Talking Glossary of Genetic Terms
Double helix is the description of the structure of a DNA molecule. A DNA molecule consists of two strands that wind around each other like a twisted ladder. Each strand has a backbone made of alternating groups of sugar (deoxyribose) and phosphate groups. Attached to each sugar is one of four bases: adenine (A), cytosine (C), guanine (G), or thymine (T). The two strands are held together by bonds between the bases, adenine forming a base pair with thymine, and cytosine forming a base pair with guanine.
A double helix has become the icon for many, many kinds of discussions about where science has been and where it's going. This really is an amazing structure. You can't stare at the double helix for very long without having a sense of awe about the elegance of this information molecule DNA, with its double helical form basically being the way in which all living forms are connected to each other, because they all use this same structure for conveying that information. Of course, this is Watson and Crick's incredible realization back in 1953, but it will stand in history as probably one of the most significant scientific moments of all time.
Name: Francis S. Collins, M.D., Ph.D.
Occupation: Director, National Institutes of Health; Former Director, National Human Genome Research Institute
Biography: Dr. Francis S. Collins, director of the National Institutes of Health, is noted for his landmark discoveries of disease genes and his visionary leadership of the Human Genome Project, a complex multidisciplinary scientific enterprise directed at mapping and sequencing human DNA. Dr. Collins was the director of the National Human Genome Research Institute from 1993 to 2008. His research has led to the identification of genetic variants associated with type 2 diabetes and the genes responsible for cystic fibrosis, neurofibromatosis, Huntington's disease and Hutchinson-Gilford progeria syndrome.
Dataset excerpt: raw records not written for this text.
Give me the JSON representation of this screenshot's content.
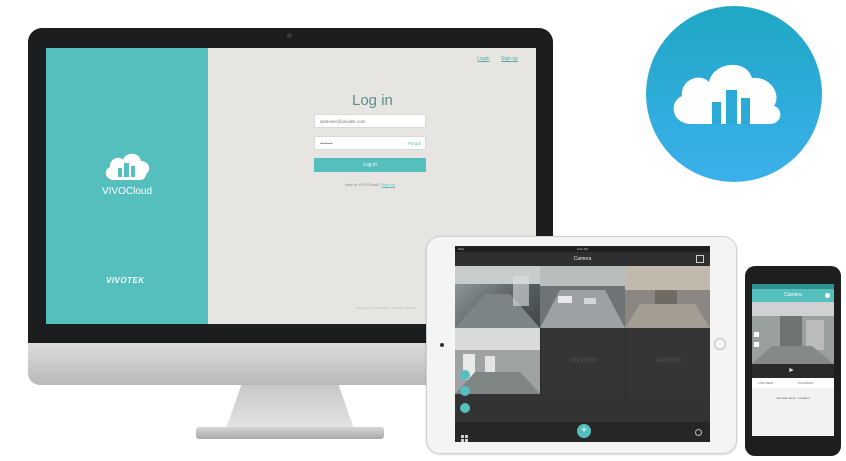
{
  "desktop": {
    "brand_name": "VIVOCloud",
    "company_logo_text": "VIVOTEK",
    "top_links": [
      "Login",
      "Sign up"
    ],
    "login_title": "Log in",
    "email_value": "webuser@vivotek.com",
    "password_value": "••••••••",
    "forgot_label": "Forgot",
    "login_button": "Log in",
    "signup_prompt": "New to VIVOCloud?",
    "signup_link": "Sign up",
    "copyright": "Copyright © VIVOTEK Inc. All rights reserved."
  },
  "tablet": {
    "status_left": "iPad",
    "status_center": "9:41 AM",
    "nav_title": "Camera",
    "camera_watermark": "VIVOTEK",
    "add_button": "+",
    "icons": [
      "grid-icon",
      "gear-icon",
      "layout-icon",
      "camera-icon",
      "dashboard-icon",
      "list-icon"
    ]
  },
  "phone": {
    "nav_title": "Camera",
    "controls": [
      "play-icon"
    ],
    "tab_labels": [
      "LIVE VIEW",
      "PLAYBACK"
    ],
    "camera_label": "Camera name - Location"
  },
  "colors": {
    "brand_teal": "#54bfbd",
    "icon_gradient_top": "#1fa7c4",
    "icon_gradient_bottom": "#3bb0ec",
    "screen_bg": "#e7e5e2"
  }
}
In 2007, Dr. Collins received the Presidential Medal of Freedom, the nation's highest civil award, for his revolutionary contributions to genetic research.